Are you a man or a woman? Easy, enough. I'm a woman. (Most people who answered this question gave a little chuckle before answering.)
How do you know you're a woman? What?? I've never thought about this before. I've always thought of myself as a woman. I just know I am but when I really consider the question, here's what I came up with. I know I'm a female because when I was born, the doctor made that call based on my body parts. I have a female name. I have a monthly renter who needs to be evicted! My twin fun bags have a warped sense of humor regarding gravity. I have carried 3 children in my womb. Women have wombs, right?
What if a DNA test came back saying you're genetically a male? My first, honest response would be: No wonder I'm so damn hairy! It makes sense now. I've always had the pleasure of having a mustache. (As I'm heading into the land of menopause, I have those hairs which pop up overnight on my chin and jaw line. They also have their own sense of humor by coming in white! Do you know how long it takes to find one after days of feeling it but not being able to see it?) I don't have a particularly feminine voice. I'm not girly girl; more like a girly tomboy. I suppose I could change my name from Michelle to Michael fairly easy to accommodate the DNA test.
Would you live as a male? This one made me step back and think. Would I choose to live as a male because a test said I was a male? If after 43 years of believing I'm a woman and living as a woman, I'm told, you're not........ I can't even fathom the turmoil and thoughts as it rocked the foundation of a very deep-set belief. At the end of the day, I have the belief I am a woman. A test isn't going to change what I believe. I am who I am.
If you were in a relationship with someone and they revealed they are transgendered, would you remain in the relationship? I like to think I'm a pretty open-minded person but as I mulled over this question, I realized I do have some set beliefs. Could I be in a relationship where, at some point, I'd be sexually intimate with a transgender male? I don't think so. If we have the same body parts, I don't think I could be intimate. I like biological men. Then I thought about the emotional aspect of the relationship. What if we'd really connected and did have an amazing friendship and relationship? Would I still say I couldn't continue the relationship knowing at some point we would probably be intimate? I don't know. I think, for me, this is one of those situations that you really don't know what you would do or say until you're in that situation.

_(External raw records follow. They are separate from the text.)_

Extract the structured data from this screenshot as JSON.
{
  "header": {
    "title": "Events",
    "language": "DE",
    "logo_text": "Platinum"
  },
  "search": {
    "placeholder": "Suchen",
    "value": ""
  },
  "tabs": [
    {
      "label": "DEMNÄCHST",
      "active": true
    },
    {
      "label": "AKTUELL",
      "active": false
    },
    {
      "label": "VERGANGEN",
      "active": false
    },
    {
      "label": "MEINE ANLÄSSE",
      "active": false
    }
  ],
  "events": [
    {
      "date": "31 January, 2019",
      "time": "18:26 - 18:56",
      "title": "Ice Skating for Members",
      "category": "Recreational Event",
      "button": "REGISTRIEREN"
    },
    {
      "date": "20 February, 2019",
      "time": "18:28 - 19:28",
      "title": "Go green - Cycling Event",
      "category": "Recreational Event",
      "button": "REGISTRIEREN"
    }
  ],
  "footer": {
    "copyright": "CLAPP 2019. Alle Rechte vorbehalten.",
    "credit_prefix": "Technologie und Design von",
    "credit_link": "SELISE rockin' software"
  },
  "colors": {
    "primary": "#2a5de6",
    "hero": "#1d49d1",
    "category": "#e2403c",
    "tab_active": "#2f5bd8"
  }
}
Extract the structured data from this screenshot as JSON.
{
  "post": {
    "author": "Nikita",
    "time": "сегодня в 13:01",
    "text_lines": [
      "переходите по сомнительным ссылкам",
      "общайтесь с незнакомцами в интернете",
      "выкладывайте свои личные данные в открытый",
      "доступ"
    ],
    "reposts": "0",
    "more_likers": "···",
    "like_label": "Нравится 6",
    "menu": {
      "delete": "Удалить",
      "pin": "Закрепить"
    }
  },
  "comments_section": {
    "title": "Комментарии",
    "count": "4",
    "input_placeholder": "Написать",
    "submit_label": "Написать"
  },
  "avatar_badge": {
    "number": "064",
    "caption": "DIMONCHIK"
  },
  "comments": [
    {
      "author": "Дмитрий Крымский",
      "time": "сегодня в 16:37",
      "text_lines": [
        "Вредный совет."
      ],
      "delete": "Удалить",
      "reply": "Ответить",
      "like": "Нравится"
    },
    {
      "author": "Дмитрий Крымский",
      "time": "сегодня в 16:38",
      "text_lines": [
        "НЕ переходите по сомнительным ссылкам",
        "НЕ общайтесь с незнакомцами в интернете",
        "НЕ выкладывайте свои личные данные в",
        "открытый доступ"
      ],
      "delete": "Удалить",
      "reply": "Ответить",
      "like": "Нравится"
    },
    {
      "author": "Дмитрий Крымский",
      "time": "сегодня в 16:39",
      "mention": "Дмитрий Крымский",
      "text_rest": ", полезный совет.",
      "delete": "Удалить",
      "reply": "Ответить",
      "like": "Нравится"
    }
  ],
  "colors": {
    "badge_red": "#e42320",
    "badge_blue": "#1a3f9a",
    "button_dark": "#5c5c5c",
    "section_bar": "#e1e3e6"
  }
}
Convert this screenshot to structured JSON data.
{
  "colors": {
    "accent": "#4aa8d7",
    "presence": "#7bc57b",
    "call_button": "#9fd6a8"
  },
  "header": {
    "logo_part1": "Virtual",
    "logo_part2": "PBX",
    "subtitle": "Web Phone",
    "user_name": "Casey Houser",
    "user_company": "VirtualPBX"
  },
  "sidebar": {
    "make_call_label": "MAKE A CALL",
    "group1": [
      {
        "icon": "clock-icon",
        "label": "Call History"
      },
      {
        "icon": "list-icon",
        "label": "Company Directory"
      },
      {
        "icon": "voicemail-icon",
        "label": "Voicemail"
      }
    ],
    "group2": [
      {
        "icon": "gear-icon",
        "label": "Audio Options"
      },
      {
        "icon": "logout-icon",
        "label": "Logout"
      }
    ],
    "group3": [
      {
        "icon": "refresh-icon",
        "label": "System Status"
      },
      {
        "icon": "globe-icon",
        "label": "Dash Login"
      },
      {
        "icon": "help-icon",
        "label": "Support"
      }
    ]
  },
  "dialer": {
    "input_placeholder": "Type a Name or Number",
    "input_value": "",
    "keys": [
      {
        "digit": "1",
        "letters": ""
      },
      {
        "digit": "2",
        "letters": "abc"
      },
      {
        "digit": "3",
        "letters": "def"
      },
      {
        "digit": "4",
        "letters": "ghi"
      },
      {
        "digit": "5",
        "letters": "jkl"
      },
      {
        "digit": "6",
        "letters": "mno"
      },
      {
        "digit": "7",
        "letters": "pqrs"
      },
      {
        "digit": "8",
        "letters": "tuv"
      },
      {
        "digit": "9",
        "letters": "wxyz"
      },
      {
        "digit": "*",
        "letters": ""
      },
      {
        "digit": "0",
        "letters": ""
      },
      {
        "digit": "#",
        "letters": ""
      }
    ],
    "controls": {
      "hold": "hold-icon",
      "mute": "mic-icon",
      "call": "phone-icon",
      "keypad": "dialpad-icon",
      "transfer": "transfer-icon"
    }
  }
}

I've never struggled with my gender. I haven't thought about it or questioned it. I'm a woman. Do I have some "male" behaviors? Sure. Am I hating this pre-menopause thing because DNA test or not, I feel "manly" with the extra facial hair? Yep! Do I have some beliefs about male and female behaviors? Yep. I know I have the stereotypical belief that pink is for girls, blue is for boys. Although I don't have that view if I see a female in blue, but I do when I see men wearing pink.
One reason these questions were posed is because the defense was based on an emotional reaction: "gay panic." This is the theory that the defendants reacted the way they did because it triggered their fears of being gay or thought of as gay. A law was passed eventually in Gwen's home state which doesn't allow this as a defense any longer.
Another reason was to educate people on what transgender men and women go through. Imagine, whatever sex you are, and feeling like you're the opposite sex. How would you deal with that? How would you handle family, friends, and societies views? Would you, could you make the decision to live as the sex you believed you were suppose to be?
What are your thoughts on the questions that were posed? Is it something you've ever thought about?